The Cunnigar Spit is a looped walk that has been on my bucket list for some time, and it was only when I saw photos of it on Twitter recently that I was reminded of it. Always on the lookout for short, interesting loops that I can walk during the week, I seized the opportunity and drove the 40 minutes out to An Rinne to the start point.
How to get there: Coordinates 52.0585273,-7.6024221. Or key ‘Cunnigar Car Park’ into Google Maps.
Length: I tracked the Cunnigar loop at 6.6km. It took me just under an hour and a half to walk it at a leisurely pace and stopping to take photos and admire the scenery.
Sperm Whale lands on Cunnigar Spit
The last time I was out at the Cunnigar ‘Spit’, the tide was out, and I, along with hundreds of other people, had gone to stand on the beach in the lashing rain to view a large sperm whale that had washed up on the sand.
Nothing could be done for the poor whale. He beached on the 18th of August 2011 and died a couple of days afterwards. His carcass was (as far as I’m aware) removed by the local Council for incineration, although many thought that his remains could have served both as an educational resource and as a tourist attraction, as had been the case with a fin whale that beached in Kilbrittain in Cork in 2009.
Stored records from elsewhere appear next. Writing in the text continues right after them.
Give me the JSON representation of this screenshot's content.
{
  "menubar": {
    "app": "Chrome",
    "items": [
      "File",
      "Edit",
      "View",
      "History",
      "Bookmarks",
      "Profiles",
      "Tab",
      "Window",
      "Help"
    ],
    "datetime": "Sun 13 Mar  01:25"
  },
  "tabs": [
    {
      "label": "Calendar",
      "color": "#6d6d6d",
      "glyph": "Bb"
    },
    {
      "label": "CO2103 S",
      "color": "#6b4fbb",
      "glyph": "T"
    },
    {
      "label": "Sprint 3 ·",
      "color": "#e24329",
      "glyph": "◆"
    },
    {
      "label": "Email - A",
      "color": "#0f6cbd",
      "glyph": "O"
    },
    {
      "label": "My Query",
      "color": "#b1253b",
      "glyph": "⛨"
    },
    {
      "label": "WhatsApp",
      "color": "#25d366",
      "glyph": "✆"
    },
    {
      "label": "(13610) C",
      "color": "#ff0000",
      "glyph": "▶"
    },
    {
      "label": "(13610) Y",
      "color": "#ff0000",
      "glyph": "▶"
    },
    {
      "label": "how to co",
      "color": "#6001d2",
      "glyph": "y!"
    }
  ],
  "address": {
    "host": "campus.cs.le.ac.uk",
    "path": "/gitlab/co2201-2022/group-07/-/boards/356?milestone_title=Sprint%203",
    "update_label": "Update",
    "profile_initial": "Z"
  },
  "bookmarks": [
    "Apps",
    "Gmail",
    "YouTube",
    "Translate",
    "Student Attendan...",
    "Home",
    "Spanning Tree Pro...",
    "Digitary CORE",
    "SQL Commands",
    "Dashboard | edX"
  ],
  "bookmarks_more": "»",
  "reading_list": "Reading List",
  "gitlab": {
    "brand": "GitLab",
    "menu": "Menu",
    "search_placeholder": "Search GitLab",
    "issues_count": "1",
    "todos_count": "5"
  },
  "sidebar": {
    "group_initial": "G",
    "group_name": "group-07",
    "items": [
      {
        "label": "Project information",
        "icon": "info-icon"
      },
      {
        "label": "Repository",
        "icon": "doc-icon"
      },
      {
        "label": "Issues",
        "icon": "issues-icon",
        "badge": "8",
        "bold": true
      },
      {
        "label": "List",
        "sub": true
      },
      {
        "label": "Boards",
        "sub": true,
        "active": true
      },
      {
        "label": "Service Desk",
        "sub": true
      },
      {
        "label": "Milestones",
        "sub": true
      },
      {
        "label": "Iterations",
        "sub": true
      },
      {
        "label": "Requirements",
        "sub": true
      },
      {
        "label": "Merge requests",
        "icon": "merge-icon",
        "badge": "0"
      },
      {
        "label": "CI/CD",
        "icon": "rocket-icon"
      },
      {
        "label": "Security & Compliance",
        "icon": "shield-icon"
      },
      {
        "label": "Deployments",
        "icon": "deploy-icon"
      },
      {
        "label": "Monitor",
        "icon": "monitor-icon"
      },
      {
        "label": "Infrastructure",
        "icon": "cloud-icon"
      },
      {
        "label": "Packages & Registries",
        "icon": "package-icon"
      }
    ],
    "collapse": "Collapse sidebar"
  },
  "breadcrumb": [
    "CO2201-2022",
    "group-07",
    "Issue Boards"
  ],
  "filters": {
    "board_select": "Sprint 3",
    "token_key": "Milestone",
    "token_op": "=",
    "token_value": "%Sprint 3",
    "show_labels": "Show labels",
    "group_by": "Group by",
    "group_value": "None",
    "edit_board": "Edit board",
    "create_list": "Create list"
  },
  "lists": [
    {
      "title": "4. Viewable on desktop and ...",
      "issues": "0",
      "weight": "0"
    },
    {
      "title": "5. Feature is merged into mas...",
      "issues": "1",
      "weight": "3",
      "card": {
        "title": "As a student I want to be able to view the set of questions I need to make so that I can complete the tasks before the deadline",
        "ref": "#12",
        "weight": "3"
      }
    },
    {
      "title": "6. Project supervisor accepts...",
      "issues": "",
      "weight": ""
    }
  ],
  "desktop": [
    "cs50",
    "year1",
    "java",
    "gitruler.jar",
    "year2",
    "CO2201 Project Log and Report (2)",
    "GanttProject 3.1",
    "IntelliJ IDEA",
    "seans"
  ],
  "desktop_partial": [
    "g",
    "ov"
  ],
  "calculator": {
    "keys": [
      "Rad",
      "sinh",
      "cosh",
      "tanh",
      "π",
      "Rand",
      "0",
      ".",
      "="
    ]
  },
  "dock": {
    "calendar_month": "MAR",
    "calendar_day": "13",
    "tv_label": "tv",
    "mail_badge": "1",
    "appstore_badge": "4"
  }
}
Parking at the Cunnigar
There’s a car park at the entrance to the Cunnigar beach that accomodates about 20 cars. The road down to it is narrow and there’s every chance you’ll meet a tractor and trailer, or several, as they make their way to and from the oyster beds. I met two of them in the space of ten minutes, and there were two more pulled off the beach while I was parking the car.
The tide was out and, as I began to walk out the length of the beach, I could make out a horse and rider making their way in from the sea edge.
As the Cunnigar is quite exposed, I’d advise against walking it on a blustery day.
Setting out on my walk, the sky was dull and grey, but as I neared the end of the spit nearest to Dungarvan, the clouds rolled back exposing a beautiful blue sky trying to push through. The walking was easy with the option to walk over damp sand leaving inch deep footsteps behind or on the solid, shell surface of the beach, or follow the trail that meandered through the grass dunes.
Looking towards Dungarvan, there was a fine view of the Comeragh mountains. I could hear sea birds calling to each other and the sound of the tractors moving across the sand. Reading up on the various wild birds that inhabit the Spit, I regret that I didn’t bring my good camera with me. On the far side of the loop, I’m sure I saw a heron standing still in the grass.
Coming back, I walked on the far side of the spit and took the track through the grassy dunes.
There’s a lot to watch out for on the way back. This rocky pool was one such thing. I’d love to know what it is. Is it a cow bath? A water source for them? There are cows roaming freely on the Cunnigar and I got a bit of a start when I realised that there was no fence separating them from me as I walked alongside them. But they had no interest in me, which was good, because I’ve been followed by inquisitive cattle in the past. Which reminds me, don’t forget to watch out for the cow pats!
I found a stone wall so, of course, that made me happy. I wondered how this stretch of land had changed over the years. Who built the wall? Why? All the usual things I think of when I see old stone walls. At least I didn’t have to go ducking and diving under trees to follow this one.
The view of Dungarvan bay from the Spit was so beautiful, even though it was a dull day.
This is definitely an exceptional place to visit and a location I’d return to. It’s peaceful and unspoilt (although the traffic from Dungarvan is audible at the end of the spit closest to the town). Someone works hard at keeping the beach rubbish free. There are a couple of bins marked ‘Clean Coasts’ on the beach, and these had been emptied and the rubbish awaiting collection.
As far as I’m aware, Dungarvan Hillwalking Club run a Cunnigar Crossing event which takes place annually in July or August. A walk that’s definitely worth watching out for.